Your instructions: Restating the data exactly is the whole task.

(Dataset excerpts)
● ● ● ●
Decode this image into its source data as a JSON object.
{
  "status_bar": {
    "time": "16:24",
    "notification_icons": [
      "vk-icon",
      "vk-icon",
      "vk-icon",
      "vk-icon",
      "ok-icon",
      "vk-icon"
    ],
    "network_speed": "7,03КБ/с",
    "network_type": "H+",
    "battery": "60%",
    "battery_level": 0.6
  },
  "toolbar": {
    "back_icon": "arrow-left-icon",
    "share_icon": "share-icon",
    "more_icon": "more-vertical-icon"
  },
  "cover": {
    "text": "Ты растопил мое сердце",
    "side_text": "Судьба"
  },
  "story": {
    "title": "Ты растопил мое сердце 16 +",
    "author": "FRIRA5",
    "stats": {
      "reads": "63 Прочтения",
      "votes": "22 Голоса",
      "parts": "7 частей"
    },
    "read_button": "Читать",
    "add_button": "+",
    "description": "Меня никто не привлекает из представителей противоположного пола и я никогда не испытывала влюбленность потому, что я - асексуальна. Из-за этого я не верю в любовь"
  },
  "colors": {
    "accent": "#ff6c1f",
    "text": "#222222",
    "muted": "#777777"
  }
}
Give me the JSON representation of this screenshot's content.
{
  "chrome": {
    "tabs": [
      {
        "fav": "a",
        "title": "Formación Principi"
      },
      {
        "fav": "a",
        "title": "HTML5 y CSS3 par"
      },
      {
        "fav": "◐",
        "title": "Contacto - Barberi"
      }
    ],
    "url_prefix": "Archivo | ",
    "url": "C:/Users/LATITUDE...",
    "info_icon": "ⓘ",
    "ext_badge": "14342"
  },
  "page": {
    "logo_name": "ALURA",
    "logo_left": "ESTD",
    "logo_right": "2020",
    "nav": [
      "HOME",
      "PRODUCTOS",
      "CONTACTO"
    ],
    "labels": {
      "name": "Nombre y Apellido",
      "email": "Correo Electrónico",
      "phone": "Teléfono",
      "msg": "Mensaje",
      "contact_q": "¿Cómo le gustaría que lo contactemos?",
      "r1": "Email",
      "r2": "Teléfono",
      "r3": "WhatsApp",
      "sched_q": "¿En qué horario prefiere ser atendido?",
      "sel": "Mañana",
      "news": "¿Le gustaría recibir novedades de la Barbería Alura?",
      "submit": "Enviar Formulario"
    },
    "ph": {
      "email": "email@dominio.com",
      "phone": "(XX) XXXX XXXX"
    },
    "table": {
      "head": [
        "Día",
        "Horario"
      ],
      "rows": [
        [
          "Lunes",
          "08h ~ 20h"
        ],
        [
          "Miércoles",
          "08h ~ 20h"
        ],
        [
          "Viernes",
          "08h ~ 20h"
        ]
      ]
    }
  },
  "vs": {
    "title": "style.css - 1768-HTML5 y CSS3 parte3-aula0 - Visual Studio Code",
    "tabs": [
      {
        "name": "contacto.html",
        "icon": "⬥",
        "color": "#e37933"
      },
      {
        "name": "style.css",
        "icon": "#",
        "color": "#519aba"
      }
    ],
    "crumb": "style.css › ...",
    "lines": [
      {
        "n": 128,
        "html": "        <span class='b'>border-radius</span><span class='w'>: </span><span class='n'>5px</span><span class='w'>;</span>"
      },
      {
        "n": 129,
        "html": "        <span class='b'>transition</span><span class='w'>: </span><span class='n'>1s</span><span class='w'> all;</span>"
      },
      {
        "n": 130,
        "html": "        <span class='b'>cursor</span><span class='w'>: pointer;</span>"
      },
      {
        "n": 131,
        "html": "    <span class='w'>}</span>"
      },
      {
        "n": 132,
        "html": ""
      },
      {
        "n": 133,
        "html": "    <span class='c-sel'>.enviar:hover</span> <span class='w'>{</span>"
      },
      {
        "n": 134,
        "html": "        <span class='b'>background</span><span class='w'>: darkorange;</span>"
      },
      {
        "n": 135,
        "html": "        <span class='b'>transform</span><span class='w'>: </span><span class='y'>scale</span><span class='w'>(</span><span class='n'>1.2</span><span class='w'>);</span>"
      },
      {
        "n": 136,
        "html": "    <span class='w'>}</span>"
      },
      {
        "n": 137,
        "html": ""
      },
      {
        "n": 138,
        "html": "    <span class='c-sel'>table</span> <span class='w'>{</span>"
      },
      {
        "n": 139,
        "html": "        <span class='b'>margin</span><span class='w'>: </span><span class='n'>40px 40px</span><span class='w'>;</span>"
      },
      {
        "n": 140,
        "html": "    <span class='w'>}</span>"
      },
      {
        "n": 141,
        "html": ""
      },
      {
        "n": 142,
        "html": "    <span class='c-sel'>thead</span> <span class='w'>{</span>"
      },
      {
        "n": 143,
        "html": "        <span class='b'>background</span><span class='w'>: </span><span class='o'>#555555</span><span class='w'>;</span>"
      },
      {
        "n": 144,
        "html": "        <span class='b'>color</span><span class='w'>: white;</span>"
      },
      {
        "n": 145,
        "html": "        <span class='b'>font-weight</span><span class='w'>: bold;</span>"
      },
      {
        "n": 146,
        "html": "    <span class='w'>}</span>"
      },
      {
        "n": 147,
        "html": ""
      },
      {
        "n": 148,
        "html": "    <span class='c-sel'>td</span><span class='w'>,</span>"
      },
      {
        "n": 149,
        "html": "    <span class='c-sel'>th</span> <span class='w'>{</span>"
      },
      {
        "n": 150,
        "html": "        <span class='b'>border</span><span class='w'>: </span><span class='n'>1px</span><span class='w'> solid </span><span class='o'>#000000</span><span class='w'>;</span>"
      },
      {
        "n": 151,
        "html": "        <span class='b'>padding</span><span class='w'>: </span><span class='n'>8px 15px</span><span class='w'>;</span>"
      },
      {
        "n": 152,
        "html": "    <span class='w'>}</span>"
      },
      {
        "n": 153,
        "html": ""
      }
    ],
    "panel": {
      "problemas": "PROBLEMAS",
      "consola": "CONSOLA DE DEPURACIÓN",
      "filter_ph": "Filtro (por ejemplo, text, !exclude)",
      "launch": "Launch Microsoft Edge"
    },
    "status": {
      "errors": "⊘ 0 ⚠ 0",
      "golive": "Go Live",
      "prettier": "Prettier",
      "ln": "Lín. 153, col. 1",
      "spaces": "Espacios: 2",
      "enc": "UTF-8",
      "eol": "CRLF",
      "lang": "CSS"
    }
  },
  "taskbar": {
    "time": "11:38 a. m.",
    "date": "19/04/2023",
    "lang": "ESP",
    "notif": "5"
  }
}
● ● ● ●
Response to the exercise:
Decode this image into its source data as a JSON object.
{
  "status_bar": {
    "time": "16:24",
    "notification_icons": [
      "vk-icon",
      "vk-icon",
      "vk-icon",
      "vk-icon",
      "ok-icon",
      "vk-icon"
    ],
    "network_speed": "7,03КБ/с",
    "network_type": "H+",
    "battery": "60%",
    "battery_level": 0.6
  },
  "toolbar": {
    "back_icon": "arrow-left-icon",
    "share_icon": "share-icon",
    "more_icon": "more-vertical-icon"
  },
  "cover": {
    "text": "Ты растопил мое сердце",
    "side_text": "Судьба"
  },
  "story": {
    "title": "Ты растопил мое сердце 16 +",
    "author": "FRIRA5",
    "stats": {
      "reads": "63 Прочтения",
      "votes": "22 Голоса",
      "parts": "7 частей"
    },
    "read_button": "Читать",
    "add_button": "+",
    "description": "Меня никто не привлекает из представителей противоположного пола и я никогда не испытывала влюбленность потому, что я - асексуальна. Из-за этого я не верю в любовь"
  },
  "colors": {
    "accent": "#ff6c1f",
    "text": "#222222",
    "muted": "#777777"
  }
}
Give me the JSON representation of this screenshot's content.
{
  "chrome": {
    "tabs": [
      {
        "fav": "a",
        "title": "Formación Principi"
      },
      {
        "fav": "a",
        "title": "HTML5 y CSS3 par"
      },
      {
        "fav": "◐",
        "title": "Contacto - Barberi"
      }
    ],
    "url_prefix": "Archivo | ",
    "url": "C:/Users/LATITUDE...",
    "info_icon": "ⓘ",
    "ext_badge": "14342"
  },
  "page": {
    "logo_name": "ALURA",
    "logo_left": "ESTD",
    "logo_right": "2020",
    "nav": [
      "HOME",
      "PRODUCTOS",
      "CONTACTO"
    ],
    "labels": {
      "name": "Nombre y Apellido",
      "email": "Correo Electrónico",
      "phone": "Teléfono",
      "msg": "Mensaje",
      "contact_q": "¿Cómo le gustaría que lo contactemos?",
      "r1": "Email",
      "r2": "Teléfono",
      "r3": "WhatsApp",
      "sched_q": "¿En qué horario prefiere ser atendido?",
      "sel": "Mañana",
      "news": "¿Le gustaría recibir novedades de la Barbería Alura?",
      "submit": "Enviar Formulario"
    },
    "ph": {
      "email": "email@dominio.com",
      "phone": "(XX) XXXX XXXX"
    },
    "table": {
      "head": [
        "Día",
        "Horario"
      ],
      "rows": [
        [
          "Lunes",
          "08h ~ 20h"
        ],
        [
          "Miércoles",
          "08h ~ 20h"
        ],
        [
          "Viernes",
          "08h ~ 20h"
        ]
      ]
    }
  },
  "vs": {
    "title": "style.css - 1768-HTML5 y CSS3 parte3-aula0 - Visual Studio Code",
    "tabs": [
      {
        "name": "contacto.html",
        "icon": "⬥",
        "color": "#e37933"
      },
      {
        "name": "style.css",
        "icon": "#",
        "color": "#519aba"
      }
    ],
    "crumb": "style.css › ...",
    "lines": [
      {
        "n": 128,
        "html": "        <span class='b'>border-radius</span><span class='w'>: </span><span class='n'>5px</span><span class='w'>;</span>"
      },
      {
        "n": 129,
        "html": "        <span class='b'>transition</span><span class='w'>: </span><span class='n'>1s</span><span class='w'> all;</span>"
      },
      {
        "n": 130,
        "html": "        <span class='b'>cursor</span><span class='w'>: pointer;</span>"
      },
      {
        "n": 131,
        "html": "    <span class='w'>}</span>"
      },
      {
        "n": 132,
        "html": ""
      },
      {
        "n": 133,
        "html": "    <span class='c-sel'>.enviar:hover</span> <span class='w'>{</span>"
      },
      {
        "n": 134,
        "html": "        <span class='b'>background</span><span class='w'>: darkorange;</span>"
      },
      {
        "n": 135,
        "html": "        <span class='b'>transform</span><span class='w'>: </span><span class='y'>scale</span><span class='w'>(</span><span class='n'>1.2</span><span class='w'>);</span>"
      },
      {
        "n": 136,
        "html": "    <span class='w'>}</span>"
      },
      {
        "n": 137,
        "html": ""
      },
      {
        "n": 138,
        "html": "    <span class='c-sel'>table</span> <span class='w'>{</span>"
      },
      {
        "n": 139,
        "html": "        <span class='b'>margin</span><span class='w'>: </span><span class='n'>40px 40px</span><span class='w'>;</span>"
      },
      {
        "n": 140,
        "html": "    <span class='w'>}</span>"
      },
      {
        "n": 141,
        "html": ""
      },
      {
        "n": 142,
        "html": "    <span class='c-sel'>thead</span> <span class='w'>{</span>"
      },
      {
        "n": 143,
        "html": "        <span class='b'>background</span><span class='w'>: </span><span class='o'>#555555</span><span class='w'>;</span>"
      },
      {
        "n": 144,
        "html": "        <span class='b'>color</span><span class='w'>: white;</span>"
      },
      {
        "n": 145,
        "html": "        <span class='b'>font-weight</span><span class='w'>: bold;</span>"
      },
      {
        "n": 146,
        "html": "    <span class='w'>}</span>"
      },
      {
        "n": 147,
        "html": ""
      },
      {
        "n": 148,
        "html": "    <span class='c-sel'>td</span><span class='w'>,</span>"
      },
      {
        "n": 149,
        "html": "    <span class='c-sel'>th</span> <span class='w'>{</span>"
      },
      {
        "n": 150,
        "html": "        <span class='b'>border</span><span class='w'>: </span><span class='n'>1px</span><span class='w'> solid </span><span class='o'>#000000</span><span class='w'>;</span>"
      },
      {
        "n": 151,
        "html": "        <span class='b'>padding</span><span class='w'>: </span><span class='n'>8px 15px</span><span class='w'>;</span>"
      },
      {
        "n": 152,
        "html": "    <span class='w'>}</span>"
      },
      {
        "n": 153,
        "html": ""
      }
    ],
    "panel": {
      "problemas": "PROBLEMAS",
      "consola": "CONSOLA DE DEPURACIÓN",
      "filter_ph": "Filtro (por ejemplo, text, !exclude)",
      "launch": "Launch Microsoft Edge"
    },
    "status": {
      "errors": "⊘ 0 ⚠ 0",
      "golive": "Go Live",
      "prettier": "Prettier",
      "ln": "Lín. 153, col. 1",
      "spaces": "Espacios: 2",
      "enc": "UTF-8",
      "eol": "CRLF",
      "lang": "CSS"
    }
  },
  "taskbar": {
    "time": "11:38 a. m.",
    "date": "19/04/2023",
    "lang": "ESP",
    "notif": "5"
  }
}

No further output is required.